SHERIDAN — A Republican willing to give up self or party for the benefit of the country — that’s who Dick Cheney wants to see as the next president.

Richard Nixon resigned from the office of president on Aug. 9, 1974, amid a cloud of scandal. On Sept. 8, not a month later, President Gerald Ford pardoned Nixon of any wrongdoing.

At the annual Reagan Day Dinner fundraiser Saturday, former Vice President Cheney said that pardon probably lost Ford any chance at retaining the presidency, but it was the right thing to do.

“(Ford) knew this full well when he did it, it might well cost him re-election,” Cheney said. “He wasn’t thinking politically, he wasn’t thinking about ‘Am I gonna be able to get re-elected?’”

For Cheney, any person who wants to be president has to have the ability to go with his or her gut instinct. Cheney recounted the day of Ford’s funeral, when he gave the eulogy in the rotunda at the Capitol.

“He had the courage of his convictions,” Cheney said. “He did something that was very very difficult; he knew it was going to cost him politically, maybe cost him the presidency, but he went ahead and did it anyway. That’s what I’m looking for.”

Cheney’s comments were made in response to a question posed by his daughter, Liz Cheney, who asked her father which Republican candidate he wants to see as president.

The night was centered around fundraising for local Republicans, and for Liz and Dick Cheney it was a good time to talk about their book “Exceptional: Why the World Needs a Powerful America.”

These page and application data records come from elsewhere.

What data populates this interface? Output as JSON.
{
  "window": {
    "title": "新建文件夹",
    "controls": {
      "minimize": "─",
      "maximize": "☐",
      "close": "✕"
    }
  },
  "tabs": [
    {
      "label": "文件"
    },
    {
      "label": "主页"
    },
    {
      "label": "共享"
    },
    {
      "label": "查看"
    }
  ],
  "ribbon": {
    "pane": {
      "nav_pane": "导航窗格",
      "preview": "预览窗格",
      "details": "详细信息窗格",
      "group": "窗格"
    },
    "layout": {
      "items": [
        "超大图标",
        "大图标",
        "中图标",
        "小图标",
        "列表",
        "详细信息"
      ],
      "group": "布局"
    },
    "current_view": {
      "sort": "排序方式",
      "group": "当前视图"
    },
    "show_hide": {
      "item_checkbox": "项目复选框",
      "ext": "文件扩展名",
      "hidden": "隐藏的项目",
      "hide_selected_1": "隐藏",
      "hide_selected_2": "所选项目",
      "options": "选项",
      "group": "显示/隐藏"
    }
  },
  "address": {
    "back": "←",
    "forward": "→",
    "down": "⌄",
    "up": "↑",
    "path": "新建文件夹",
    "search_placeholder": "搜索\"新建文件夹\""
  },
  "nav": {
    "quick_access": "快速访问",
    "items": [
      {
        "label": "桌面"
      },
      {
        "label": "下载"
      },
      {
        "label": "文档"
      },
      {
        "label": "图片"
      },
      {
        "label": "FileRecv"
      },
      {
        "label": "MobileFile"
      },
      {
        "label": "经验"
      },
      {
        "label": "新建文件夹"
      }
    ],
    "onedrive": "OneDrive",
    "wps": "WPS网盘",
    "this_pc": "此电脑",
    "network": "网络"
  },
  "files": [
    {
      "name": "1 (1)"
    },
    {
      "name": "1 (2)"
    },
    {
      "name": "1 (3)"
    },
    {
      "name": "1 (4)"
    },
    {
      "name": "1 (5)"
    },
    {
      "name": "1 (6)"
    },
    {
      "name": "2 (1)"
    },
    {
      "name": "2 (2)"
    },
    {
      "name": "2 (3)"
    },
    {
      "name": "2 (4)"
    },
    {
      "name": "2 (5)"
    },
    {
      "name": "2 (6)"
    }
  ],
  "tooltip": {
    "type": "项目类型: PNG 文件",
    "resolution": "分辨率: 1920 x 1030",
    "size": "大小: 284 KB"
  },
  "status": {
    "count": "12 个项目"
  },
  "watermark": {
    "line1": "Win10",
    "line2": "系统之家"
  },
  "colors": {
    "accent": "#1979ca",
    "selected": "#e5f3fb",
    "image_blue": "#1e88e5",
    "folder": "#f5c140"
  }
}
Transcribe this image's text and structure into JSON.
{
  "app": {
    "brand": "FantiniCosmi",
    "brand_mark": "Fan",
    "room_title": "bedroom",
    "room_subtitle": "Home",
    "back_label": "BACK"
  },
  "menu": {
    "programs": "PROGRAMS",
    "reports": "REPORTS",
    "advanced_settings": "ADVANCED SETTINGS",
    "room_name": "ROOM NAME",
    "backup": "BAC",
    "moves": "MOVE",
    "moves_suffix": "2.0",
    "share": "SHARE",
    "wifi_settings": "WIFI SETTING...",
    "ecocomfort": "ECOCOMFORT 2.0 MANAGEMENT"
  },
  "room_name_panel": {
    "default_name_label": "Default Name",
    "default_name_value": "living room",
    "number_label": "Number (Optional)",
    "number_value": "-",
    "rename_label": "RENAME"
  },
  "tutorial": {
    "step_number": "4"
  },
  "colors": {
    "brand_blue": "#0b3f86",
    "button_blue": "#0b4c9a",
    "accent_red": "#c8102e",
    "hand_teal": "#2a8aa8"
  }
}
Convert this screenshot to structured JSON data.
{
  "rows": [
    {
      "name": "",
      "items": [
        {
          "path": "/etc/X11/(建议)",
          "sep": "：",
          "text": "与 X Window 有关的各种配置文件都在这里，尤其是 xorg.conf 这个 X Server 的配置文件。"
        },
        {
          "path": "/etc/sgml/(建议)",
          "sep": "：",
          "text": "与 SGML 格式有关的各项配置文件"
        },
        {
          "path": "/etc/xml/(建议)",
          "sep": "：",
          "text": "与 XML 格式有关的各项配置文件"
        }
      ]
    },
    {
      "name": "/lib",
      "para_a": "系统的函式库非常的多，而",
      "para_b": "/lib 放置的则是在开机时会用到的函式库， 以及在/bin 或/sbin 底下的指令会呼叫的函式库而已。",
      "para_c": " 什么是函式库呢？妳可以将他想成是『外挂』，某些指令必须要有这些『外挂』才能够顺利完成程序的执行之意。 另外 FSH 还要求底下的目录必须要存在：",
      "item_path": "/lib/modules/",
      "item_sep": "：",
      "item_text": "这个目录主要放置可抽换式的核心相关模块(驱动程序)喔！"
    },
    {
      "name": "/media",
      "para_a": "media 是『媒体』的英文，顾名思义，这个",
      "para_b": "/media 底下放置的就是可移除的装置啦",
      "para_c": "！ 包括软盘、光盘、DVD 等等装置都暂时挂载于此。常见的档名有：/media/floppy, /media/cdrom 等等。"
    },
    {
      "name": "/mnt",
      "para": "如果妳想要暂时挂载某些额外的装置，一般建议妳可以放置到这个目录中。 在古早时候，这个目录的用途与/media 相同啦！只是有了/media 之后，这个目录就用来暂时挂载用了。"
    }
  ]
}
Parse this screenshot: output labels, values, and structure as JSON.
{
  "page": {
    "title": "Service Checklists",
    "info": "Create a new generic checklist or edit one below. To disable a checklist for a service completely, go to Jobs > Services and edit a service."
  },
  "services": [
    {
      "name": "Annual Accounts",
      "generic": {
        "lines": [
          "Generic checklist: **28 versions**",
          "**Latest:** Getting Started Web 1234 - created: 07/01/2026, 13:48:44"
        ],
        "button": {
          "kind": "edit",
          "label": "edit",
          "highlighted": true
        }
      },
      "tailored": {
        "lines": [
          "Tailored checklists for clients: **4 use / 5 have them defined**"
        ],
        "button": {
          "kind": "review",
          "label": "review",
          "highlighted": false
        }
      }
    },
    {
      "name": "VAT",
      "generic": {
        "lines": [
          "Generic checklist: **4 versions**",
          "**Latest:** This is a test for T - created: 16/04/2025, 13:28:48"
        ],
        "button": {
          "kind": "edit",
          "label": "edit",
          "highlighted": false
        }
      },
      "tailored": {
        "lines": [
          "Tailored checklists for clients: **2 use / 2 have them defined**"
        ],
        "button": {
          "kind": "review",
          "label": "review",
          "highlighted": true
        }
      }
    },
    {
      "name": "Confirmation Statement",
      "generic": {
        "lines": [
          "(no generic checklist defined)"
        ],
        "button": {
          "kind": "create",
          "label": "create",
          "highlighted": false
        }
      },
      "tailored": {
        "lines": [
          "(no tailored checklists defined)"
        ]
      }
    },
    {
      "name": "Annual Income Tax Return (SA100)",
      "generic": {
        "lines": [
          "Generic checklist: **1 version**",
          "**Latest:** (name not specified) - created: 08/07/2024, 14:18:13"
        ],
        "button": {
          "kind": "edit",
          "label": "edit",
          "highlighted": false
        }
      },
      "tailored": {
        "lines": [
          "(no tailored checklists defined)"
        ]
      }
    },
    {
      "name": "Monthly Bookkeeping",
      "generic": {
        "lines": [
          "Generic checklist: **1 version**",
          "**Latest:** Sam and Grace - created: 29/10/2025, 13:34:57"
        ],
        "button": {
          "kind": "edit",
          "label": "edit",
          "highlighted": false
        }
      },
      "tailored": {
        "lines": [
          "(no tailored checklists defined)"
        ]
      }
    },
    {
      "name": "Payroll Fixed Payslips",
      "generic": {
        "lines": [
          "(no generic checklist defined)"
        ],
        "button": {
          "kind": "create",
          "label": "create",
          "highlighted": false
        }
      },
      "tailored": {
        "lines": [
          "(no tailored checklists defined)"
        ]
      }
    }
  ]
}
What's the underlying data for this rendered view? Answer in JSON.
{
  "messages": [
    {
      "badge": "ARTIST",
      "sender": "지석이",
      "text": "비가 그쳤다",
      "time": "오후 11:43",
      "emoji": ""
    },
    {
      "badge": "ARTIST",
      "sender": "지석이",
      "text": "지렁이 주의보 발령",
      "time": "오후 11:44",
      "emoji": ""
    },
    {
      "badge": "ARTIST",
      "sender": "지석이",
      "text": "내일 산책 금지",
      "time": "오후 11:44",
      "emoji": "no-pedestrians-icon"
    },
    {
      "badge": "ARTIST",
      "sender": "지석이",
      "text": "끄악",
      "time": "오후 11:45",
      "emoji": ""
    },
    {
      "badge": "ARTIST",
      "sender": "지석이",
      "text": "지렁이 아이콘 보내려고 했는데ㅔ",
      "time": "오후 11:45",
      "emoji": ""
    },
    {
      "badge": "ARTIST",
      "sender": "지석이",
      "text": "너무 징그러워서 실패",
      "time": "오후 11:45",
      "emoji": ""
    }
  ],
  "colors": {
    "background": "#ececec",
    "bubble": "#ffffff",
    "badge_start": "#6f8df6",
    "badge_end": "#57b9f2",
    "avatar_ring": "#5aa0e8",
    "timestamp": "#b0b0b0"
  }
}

But before the speech, the dinner and the political thrashings that are common at any function built around the promotion of a single political party, there was a slow stampede to shake hands with the most powerful man Wyoming has ever sent to Washington, D.C.

A cloud of bodies hung thick around Cheney, while they took turns shaking his hand and taking pictures with him.

He spoke softly in response to questions, so quietly in fact that many had to lean in to hear him.

Matt Willey, who works at the Historic Sheridan Inn where the event was taking place, had trouble crossing the room.

“There’s no getting through that,” he said.

But eventually the hand shaking and picture taking was broken up.

Soon after, state officials talked about the party and built up to the Cheneys’ talk.

State Auditor Cynthia Cloud, Treasurer Mark Gordon and Superintendent Jillian Balow all spoke about the party and the future. But the room wasn’t quiet until Cheney spoke, and only remained silent until he finished.

He spoke about the Hillary Clinton email scandal, Joe Biden joining the presidential race and the Obama administration.

But more than all that, he spoke about the United States and the country’s past, present and future.

“The U.S. is an irrelevancy,” he said while talking about U.S. military might and his book.

Cheney focused for a bit on the decreasing defense budget, but left it to his book to tell the rest of the story.

“We’ve allowed decay to set in,” he said. “It’s going to take a lot of time to recover.”